▶ _Problem description_:
A faithful copy of the data, pictures omitted, is the required answer.

▶ _Records provided_:
━━━

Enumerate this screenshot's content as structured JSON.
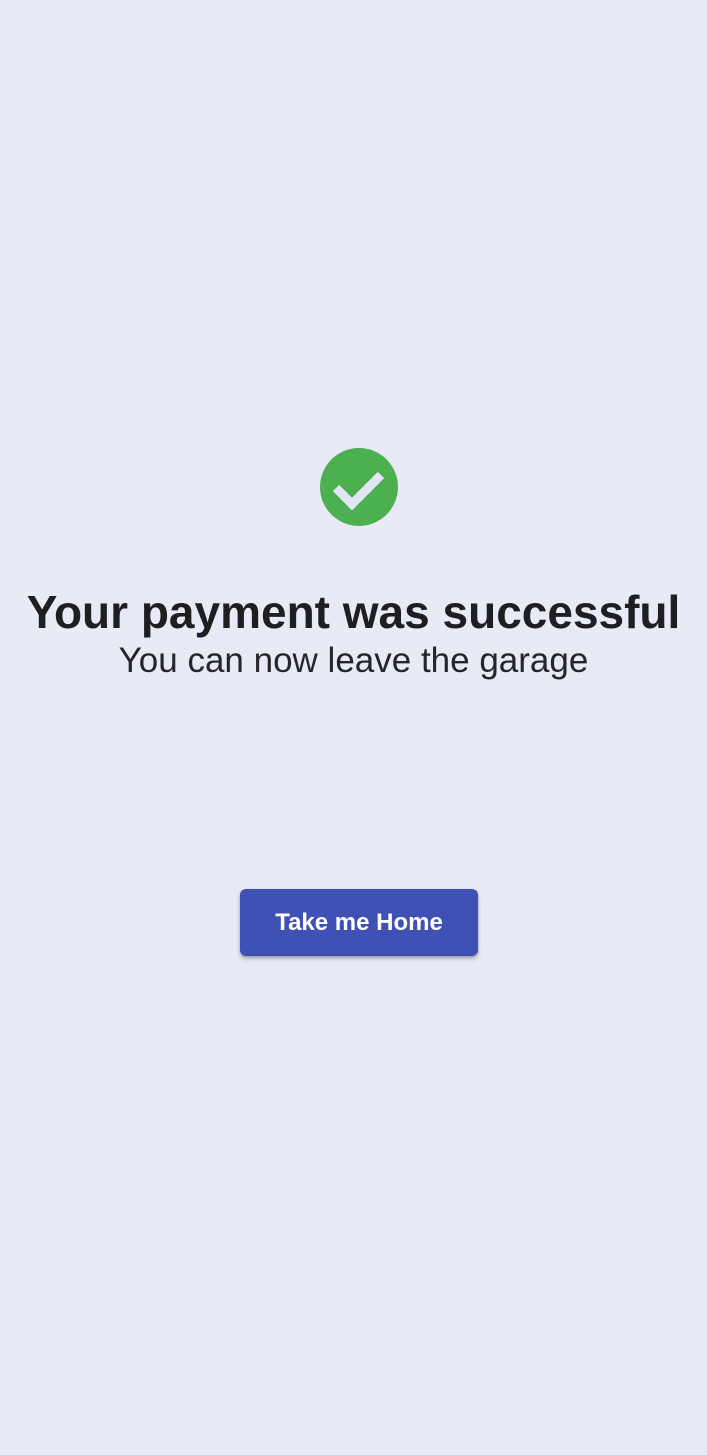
{
  "status": {
    "icon": "check-circle-icon",
    "title": "Your payment was successful",
    "message": "You can now leave the garage"
  },
  "actions": {
    "home_label": "Take me Home"
  },
  "colors": {
    "background": "#e8eaf6",
    "success": "#4caf50",
    "primary": "#3f51b5",
    "text": "#1f1f22"
  }
}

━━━

▶ _Exercise answer_:
Enumerate this screenshot's content as structured JSON.
{
  "status": {
    "icon": "check-circle-icon",
    "title": "Your payment was successful",
    "message": "You can now leave the garage"
  },
  "actions": {
    "home_label": "Take me Home"
  },
  "colors": {
    "background": "#e8eaf6",
    "success": "#4caf50",
    "primary": "#3f51b5",
    "text": "#1f1f22"
  }
}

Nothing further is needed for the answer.